What is required
All of the data below needs to be set down once more, exactly as written.

[Saved entries]
* * * * *
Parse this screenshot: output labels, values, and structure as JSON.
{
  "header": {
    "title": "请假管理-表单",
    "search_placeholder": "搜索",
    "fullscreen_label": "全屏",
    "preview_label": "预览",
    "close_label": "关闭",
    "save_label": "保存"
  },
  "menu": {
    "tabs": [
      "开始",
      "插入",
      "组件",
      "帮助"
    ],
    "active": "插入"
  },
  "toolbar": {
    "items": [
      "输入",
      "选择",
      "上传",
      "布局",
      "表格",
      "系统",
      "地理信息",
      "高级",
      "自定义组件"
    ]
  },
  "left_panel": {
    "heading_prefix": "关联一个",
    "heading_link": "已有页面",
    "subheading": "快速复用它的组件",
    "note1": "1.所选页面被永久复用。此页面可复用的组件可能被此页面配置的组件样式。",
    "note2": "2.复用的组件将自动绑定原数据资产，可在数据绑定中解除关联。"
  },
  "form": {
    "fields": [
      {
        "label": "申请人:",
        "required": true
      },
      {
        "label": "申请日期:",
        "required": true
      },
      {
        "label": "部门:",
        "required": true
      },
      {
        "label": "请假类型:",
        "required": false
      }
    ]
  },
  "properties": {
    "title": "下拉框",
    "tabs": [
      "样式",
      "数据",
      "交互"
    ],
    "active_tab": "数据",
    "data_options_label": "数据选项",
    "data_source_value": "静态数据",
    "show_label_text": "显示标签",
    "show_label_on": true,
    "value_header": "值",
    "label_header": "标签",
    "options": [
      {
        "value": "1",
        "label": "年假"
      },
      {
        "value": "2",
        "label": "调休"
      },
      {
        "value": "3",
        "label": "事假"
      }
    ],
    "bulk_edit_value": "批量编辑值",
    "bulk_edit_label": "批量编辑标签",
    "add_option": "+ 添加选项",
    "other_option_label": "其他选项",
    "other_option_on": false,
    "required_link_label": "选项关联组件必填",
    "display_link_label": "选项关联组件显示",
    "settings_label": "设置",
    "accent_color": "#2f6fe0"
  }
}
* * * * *
Task response
Parse this screenshot: output labels, values, and structure as JSON.
{
  "header": {
    "title": "请假管理-表单",
    "search_placeholder": "搜索",
    "fullscreen_label": "全屏",
    "preview_label": "预览",
    "close_label": "关闭",
    "save_label": "保存"
  },
  "menu": {
    "tabs": [
      "开始",
      "插入",
      "组件",
      "帮助"
    ],
    "active": "插入"
  },
  "toolbar": {
    "items": [
      "输入",
      "选择",
      "上传",
      "布局",
      "表格",
      "系统",
      "地理信息",
      "高级",
      "自定义组件"
    ]
  },
  "left_panel": {
    "heading_prefix": "关联一个",
    "heading_link": "已有页面",
    "subheading": "快速复用它的组件",
    "note1": "1.所选页面被永久复用。此页面可复用的组件可能被此页面配置的组件样式。",
    "note2": "2.复用的组件将自动绑定原数据资产，可在数据绑定中解除关联。"
  },
  "form": {
    "fields": [
      {
        "label": "申请人:",
        "required": true
      },
      {
        "label": "申请日期:",
        "required": true
      },
      {
        "label": "部门:",
        "required": true
      },
      {
        "label": "请假类型:",
        "required": false
      }
    ]
  },
  "properties": {
    "title": "下拉框",
    "tabs": [
      "样式",
      "数据",
      "交互"
    ],
    "active_tab": "数据",
    "data_options_label": "数据选项",
    "data_source_value": "静态数据",
    "show_label_text": "显示标签",
    "show_label_on": true,
    "value_header": "值",
    "label_header": "标签",
    "options": [
      {
        "value": "1",
        "label": "年假"
      },
      {
        "value": "2",
        "label": "调休"
      },
      {
        "value": "3",
        "label": "事假"
      }
    ],
    "bulk_edit_value": "批量编辑值",
    "bulk_edit_label": "批量编辑标签",
    "add_option": "+ 添加选项",
    "other_option_label": "其他选项",
    "other_option_on": false,
    "required_link_label": "选项关联组件必填",
    "display_link_label": "选项关联组件显示",
    "settings_label": "设置",
    "accent_color": "#2f6fe0"
  }
}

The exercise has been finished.